Jepson celebrates 25 years with men's gymnastics team

UNIVERSITY PARK, Pa. - Head coach Randy Jepson of the Penn State men's gymnastics team is celebrating his 25th anniversary of coaching the Nittany Lions this season.

In addition to being part of the coaching staff, Jepson graduated from Penn State in 1982, where he was a member of the squad and earned the position of team captain, winning All-American honors on rings.

"I've been with this university for so many years now and I couldn't image myself anywhere else," said Jepson. "It's funny I've been here so long, yet it feels like I haven't worked a day in my life-I think that's the key, if you do something you love you'll never get sick of your job."

Jepson has been able to earn National Coach of the Year in 2000, 2004 and 2007, and lead the men's gymnastic team to three national championships and three Big Ten titles.

Many boosters that have been with the program recognize Jepson for the way he preserves the honorable heritage of Penn State's gymnastics, while always finding ways to improve the program.

Jepson started his Penn State affair after transferring from the University of Oregon after the school dropped the gymnastics program.

"Ever since my first visit at this university I was overwhelmed with the positive feel and sense of community Penn State provides," said Jepson.

"When I think of Penn State, I think of family. This school provides people with such pride regardless of when you went to school here. I think it's a very powerful and unique aspect that Penn State has."

After graduation, Jepson officially joined the coaching staff in 1983, then in July 1992 he was appointed head coach.

"I'm a little seasoned now, but it's always hard to see the seniors go," said Jepson. "The best thing about coaching is watching these guys grow and mature into great gymnast but that just make's it harder to see them leave."

Jepson has groomed Olympians, Big Ten honorees and national champions.

"As a mentor, it's great to see the guys blossom into not only great gymnast but great people outside the gym," said Jepson.

"I always like to keep track of the guys whether they end up pursuing professional gymnastics or something else.  I think this sport teaches the guys a lot about hard work and dedication, even if they don't recognize it until after the program."

Jepson recognizes that although coaching is rewarding, it does come with challenges.

"Gymnastics isn't for the weak. I tell the guys all the time this sport constantly tells you that you're not good enough, it's always demanding improvement," he said.  "That also plays a role in being a gymnastics coach, I'm always trying to improve and help the guys find ways to better their routines."
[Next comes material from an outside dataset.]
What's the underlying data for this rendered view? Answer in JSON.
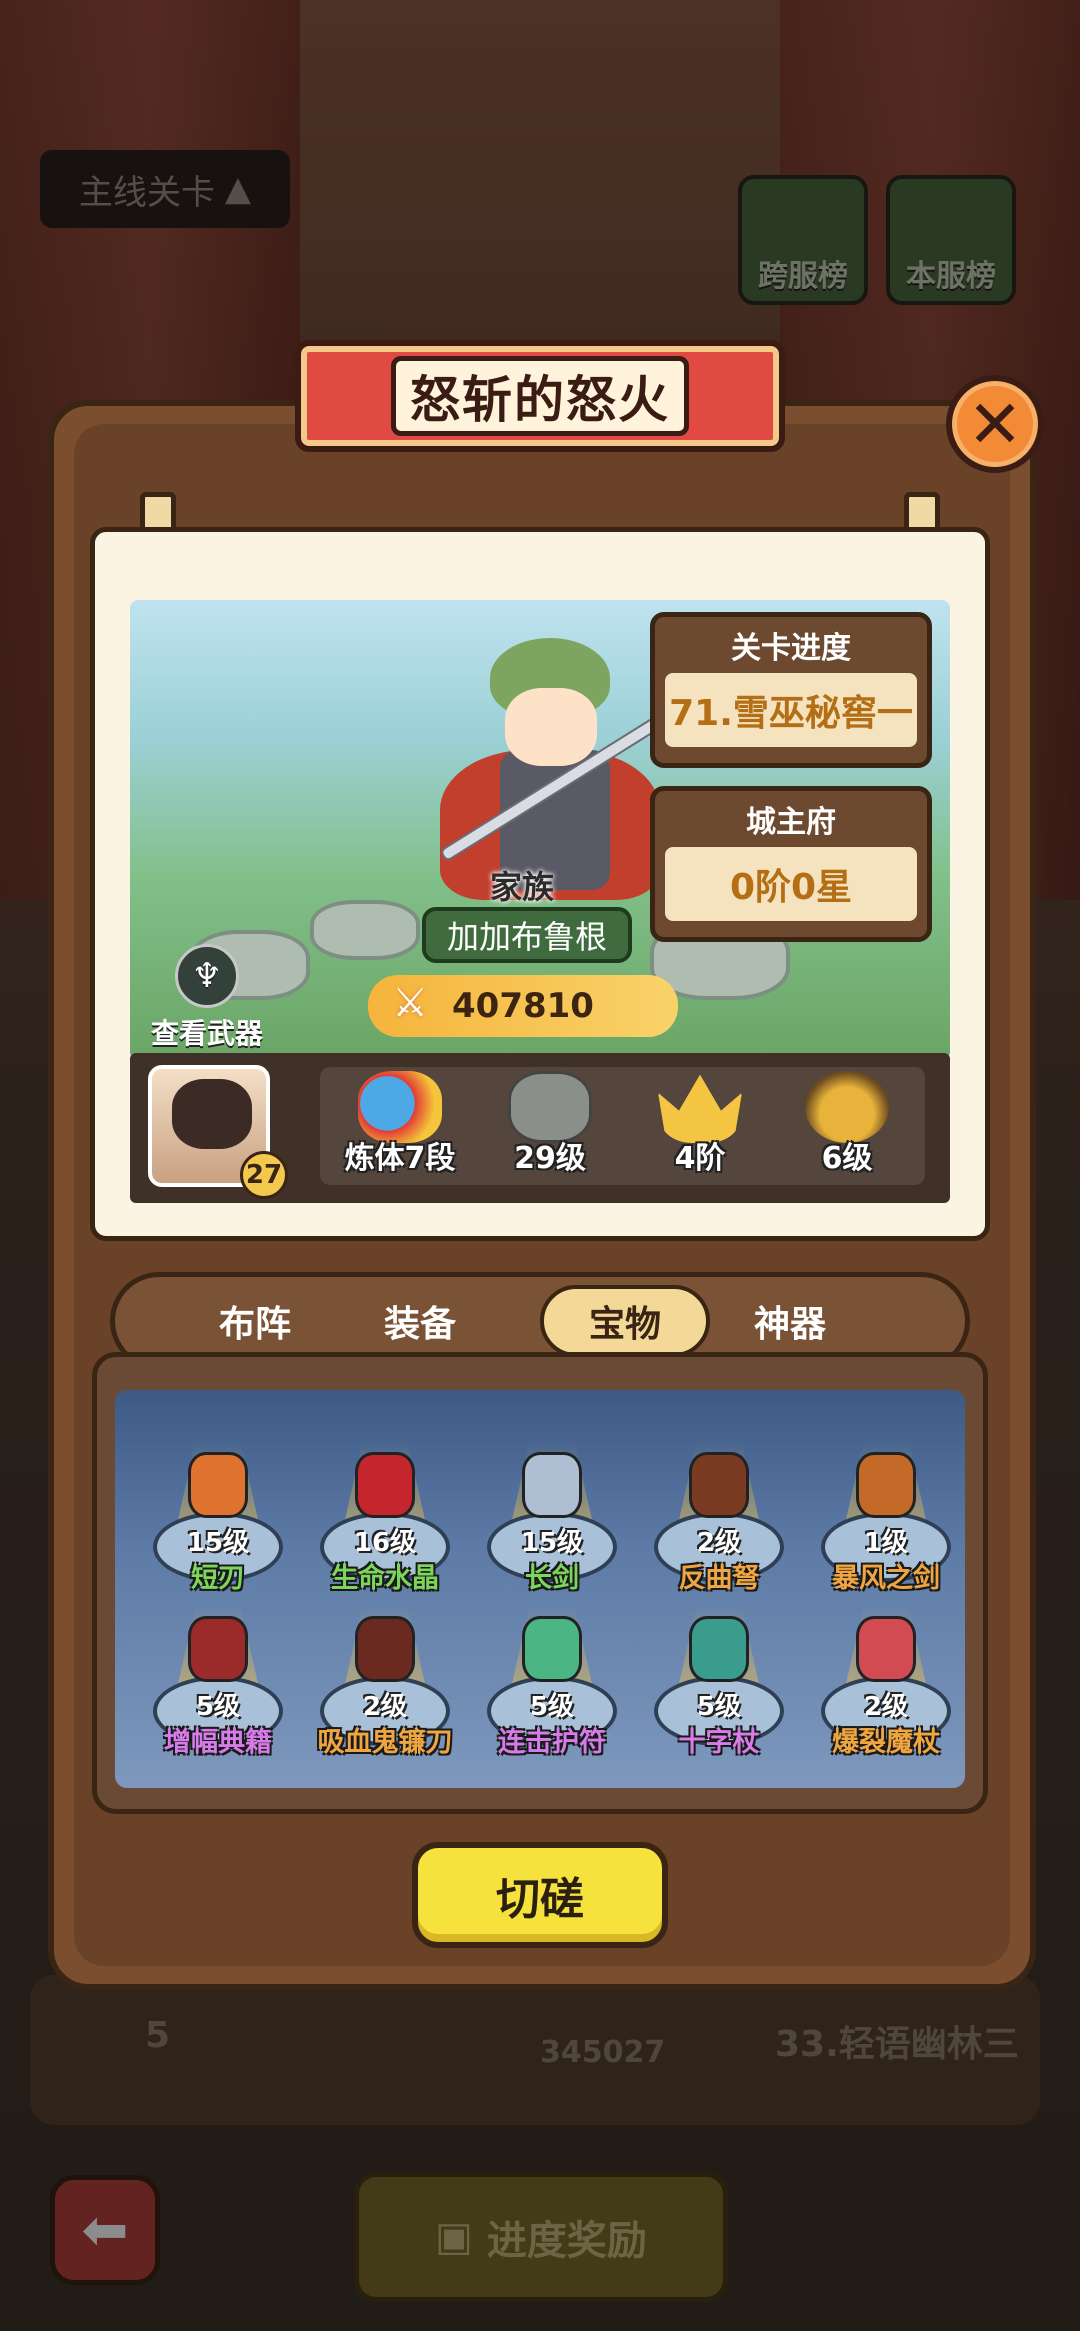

Through the ups and downs, Jepson enjoys the challenges of being a gymnastics coach and strives to continue to grow the program.

Last Updated April 08, 2016